## Try it:
Only the lines with the string "title" are needed; return each of them from the entries below.

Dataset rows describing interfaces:
☆ ☆ ☆ ☆

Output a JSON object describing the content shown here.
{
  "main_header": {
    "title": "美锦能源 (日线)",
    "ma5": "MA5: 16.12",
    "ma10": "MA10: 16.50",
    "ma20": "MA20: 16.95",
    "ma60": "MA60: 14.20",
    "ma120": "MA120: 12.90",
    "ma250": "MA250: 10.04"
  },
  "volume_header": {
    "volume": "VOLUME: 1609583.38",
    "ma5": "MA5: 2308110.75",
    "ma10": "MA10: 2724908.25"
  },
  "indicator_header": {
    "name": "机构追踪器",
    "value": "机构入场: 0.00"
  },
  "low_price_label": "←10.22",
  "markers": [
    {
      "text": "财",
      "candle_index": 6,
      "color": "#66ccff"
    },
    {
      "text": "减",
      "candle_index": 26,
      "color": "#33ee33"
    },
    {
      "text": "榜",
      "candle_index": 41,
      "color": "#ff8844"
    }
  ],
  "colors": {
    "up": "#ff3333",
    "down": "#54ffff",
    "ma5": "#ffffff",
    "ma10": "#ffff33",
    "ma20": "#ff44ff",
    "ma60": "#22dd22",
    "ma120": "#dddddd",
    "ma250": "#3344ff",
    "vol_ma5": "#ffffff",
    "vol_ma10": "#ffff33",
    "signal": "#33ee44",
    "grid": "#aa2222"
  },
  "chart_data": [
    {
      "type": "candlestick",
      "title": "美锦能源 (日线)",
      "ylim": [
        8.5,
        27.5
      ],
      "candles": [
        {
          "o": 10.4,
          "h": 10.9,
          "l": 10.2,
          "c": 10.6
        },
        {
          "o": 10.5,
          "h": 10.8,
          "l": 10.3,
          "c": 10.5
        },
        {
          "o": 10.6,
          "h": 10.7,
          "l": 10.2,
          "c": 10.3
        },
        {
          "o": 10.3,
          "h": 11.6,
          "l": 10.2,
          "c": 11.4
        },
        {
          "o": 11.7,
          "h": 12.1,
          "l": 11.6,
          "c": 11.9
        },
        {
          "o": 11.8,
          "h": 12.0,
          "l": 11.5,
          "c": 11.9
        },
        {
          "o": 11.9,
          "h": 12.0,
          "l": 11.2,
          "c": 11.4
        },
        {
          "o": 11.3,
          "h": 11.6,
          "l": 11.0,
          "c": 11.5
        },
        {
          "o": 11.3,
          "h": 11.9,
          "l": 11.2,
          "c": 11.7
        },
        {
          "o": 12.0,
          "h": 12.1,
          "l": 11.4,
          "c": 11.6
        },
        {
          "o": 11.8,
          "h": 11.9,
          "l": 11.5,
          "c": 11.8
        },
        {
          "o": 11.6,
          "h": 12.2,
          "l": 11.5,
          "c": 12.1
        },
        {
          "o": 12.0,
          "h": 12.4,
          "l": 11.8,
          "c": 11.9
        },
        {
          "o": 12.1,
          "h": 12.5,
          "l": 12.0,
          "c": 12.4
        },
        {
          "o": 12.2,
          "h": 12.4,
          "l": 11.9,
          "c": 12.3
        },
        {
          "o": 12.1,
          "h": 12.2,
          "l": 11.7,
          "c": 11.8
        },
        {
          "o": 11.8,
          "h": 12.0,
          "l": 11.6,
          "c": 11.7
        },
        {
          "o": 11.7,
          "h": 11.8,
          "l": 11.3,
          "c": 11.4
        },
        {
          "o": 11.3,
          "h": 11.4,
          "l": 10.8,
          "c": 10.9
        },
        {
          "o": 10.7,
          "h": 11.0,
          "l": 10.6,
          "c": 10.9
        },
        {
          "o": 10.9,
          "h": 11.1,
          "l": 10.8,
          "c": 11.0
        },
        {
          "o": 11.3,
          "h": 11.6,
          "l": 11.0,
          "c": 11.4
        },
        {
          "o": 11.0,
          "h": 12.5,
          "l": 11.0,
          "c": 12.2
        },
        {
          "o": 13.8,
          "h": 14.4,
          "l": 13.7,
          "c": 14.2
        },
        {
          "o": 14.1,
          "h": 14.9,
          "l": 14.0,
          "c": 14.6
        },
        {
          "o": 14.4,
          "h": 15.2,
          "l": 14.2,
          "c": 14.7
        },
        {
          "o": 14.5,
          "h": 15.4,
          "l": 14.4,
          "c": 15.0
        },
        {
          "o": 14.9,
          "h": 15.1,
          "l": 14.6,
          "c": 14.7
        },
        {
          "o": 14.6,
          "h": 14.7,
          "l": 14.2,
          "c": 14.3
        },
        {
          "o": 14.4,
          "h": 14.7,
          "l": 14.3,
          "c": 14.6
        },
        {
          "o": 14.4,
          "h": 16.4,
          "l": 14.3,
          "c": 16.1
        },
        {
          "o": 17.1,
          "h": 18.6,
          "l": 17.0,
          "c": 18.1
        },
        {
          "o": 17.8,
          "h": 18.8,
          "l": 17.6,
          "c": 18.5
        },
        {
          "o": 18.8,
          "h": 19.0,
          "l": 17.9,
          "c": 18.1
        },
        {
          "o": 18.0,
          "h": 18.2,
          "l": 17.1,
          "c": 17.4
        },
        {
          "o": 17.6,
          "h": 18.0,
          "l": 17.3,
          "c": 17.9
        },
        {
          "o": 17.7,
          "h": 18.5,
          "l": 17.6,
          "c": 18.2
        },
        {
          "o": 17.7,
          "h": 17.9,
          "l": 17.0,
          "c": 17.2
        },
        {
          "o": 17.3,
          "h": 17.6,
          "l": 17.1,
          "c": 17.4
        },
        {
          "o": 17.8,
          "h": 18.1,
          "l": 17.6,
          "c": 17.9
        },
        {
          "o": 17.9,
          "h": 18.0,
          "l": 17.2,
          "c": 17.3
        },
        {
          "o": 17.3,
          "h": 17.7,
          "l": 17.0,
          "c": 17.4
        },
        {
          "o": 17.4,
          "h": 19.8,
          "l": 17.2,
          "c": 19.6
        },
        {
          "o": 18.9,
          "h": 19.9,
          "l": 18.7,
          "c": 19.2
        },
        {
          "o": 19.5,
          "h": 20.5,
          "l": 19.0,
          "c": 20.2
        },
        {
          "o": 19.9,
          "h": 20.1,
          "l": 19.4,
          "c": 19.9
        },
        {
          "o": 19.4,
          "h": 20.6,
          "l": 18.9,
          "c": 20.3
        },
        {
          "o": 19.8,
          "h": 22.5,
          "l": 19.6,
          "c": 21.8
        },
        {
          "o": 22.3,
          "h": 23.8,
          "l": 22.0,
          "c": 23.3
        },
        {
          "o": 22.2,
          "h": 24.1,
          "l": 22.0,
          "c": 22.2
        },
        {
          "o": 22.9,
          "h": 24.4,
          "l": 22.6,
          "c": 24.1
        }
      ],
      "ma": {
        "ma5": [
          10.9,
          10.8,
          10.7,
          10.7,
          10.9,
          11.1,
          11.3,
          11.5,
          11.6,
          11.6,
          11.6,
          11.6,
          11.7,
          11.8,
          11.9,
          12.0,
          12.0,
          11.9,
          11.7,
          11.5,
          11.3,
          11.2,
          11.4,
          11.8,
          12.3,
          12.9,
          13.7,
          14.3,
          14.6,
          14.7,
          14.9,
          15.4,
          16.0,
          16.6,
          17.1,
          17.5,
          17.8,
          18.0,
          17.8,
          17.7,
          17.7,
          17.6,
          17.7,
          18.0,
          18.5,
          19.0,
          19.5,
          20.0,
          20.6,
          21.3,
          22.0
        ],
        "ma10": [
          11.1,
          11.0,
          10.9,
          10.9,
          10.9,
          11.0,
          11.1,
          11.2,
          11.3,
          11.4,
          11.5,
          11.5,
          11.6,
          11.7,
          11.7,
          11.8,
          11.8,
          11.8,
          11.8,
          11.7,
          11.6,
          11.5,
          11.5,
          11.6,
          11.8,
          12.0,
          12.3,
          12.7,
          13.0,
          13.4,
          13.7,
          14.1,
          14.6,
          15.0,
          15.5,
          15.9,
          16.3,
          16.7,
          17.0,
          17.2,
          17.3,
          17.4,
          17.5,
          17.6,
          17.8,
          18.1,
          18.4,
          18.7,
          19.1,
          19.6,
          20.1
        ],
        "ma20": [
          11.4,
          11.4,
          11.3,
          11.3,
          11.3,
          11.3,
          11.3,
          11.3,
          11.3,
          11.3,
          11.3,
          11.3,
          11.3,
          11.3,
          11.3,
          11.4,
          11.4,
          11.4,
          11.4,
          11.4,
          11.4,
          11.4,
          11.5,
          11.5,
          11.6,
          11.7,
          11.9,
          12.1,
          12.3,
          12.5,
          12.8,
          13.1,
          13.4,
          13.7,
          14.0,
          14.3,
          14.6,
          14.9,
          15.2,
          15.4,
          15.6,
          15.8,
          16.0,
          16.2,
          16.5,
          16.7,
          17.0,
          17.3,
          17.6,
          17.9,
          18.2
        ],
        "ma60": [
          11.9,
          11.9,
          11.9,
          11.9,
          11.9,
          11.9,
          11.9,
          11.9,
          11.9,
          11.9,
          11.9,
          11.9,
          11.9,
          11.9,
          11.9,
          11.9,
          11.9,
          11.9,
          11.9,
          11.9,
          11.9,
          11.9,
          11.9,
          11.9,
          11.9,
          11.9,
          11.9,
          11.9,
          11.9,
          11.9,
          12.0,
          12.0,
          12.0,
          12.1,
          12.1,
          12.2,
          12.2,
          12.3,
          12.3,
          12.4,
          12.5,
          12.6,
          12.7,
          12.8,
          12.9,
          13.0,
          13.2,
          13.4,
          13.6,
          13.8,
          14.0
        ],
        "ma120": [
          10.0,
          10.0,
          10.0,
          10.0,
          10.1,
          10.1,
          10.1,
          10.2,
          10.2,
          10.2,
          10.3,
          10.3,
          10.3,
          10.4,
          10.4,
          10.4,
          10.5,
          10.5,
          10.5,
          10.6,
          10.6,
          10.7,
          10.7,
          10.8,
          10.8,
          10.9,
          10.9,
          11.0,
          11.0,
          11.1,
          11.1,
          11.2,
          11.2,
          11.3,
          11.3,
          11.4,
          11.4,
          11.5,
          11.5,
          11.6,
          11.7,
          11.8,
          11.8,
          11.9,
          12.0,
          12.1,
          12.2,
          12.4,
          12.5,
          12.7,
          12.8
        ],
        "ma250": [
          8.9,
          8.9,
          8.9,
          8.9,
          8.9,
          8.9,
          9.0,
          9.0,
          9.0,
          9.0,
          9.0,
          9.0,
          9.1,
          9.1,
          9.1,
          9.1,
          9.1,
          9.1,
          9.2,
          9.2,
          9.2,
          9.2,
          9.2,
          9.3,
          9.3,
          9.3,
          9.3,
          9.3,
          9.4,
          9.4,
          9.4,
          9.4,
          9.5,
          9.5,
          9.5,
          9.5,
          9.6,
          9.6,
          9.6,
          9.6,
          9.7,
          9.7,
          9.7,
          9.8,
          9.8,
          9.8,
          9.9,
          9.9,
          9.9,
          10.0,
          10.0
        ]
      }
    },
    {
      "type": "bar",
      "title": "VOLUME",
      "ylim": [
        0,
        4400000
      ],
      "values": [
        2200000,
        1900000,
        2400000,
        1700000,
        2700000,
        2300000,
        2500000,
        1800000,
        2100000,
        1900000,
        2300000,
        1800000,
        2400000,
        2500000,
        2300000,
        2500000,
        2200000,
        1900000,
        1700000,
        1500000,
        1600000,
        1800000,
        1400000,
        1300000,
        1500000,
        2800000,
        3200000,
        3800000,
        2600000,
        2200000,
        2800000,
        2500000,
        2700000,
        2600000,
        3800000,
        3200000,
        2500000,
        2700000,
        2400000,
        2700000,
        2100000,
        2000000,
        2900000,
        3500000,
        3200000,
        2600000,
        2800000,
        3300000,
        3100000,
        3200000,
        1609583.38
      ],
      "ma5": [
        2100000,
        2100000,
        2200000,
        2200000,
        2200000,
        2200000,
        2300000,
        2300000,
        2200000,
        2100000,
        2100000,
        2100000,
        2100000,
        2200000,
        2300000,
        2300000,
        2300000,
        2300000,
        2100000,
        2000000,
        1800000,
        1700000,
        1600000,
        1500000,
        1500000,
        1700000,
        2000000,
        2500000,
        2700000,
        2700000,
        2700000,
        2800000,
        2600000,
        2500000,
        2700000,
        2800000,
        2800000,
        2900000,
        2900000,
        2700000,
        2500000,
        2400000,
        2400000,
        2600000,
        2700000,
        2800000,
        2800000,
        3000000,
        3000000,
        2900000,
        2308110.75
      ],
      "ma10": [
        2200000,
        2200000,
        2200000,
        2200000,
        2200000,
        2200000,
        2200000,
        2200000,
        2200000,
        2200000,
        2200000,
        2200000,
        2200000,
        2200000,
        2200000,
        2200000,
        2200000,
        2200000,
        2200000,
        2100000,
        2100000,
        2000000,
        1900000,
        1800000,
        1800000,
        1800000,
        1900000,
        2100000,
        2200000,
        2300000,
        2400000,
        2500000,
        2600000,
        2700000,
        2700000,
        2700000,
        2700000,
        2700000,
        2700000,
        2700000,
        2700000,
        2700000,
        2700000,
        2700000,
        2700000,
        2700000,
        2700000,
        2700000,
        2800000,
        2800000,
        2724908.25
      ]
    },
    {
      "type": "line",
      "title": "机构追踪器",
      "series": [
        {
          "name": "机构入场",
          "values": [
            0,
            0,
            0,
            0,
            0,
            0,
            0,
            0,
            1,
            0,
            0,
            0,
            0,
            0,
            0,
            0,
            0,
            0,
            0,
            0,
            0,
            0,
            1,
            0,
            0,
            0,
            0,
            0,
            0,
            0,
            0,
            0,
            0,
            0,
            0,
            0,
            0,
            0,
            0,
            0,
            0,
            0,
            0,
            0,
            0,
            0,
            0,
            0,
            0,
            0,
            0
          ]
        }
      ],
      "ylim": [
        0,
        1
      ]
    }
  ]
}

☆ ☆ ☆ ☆

## Task output:
    "title": "美锦能源 (日线)",
      "title": "美锦能源 (日线)",
      "title": "VOLUME",
      "title": "机构追踪器",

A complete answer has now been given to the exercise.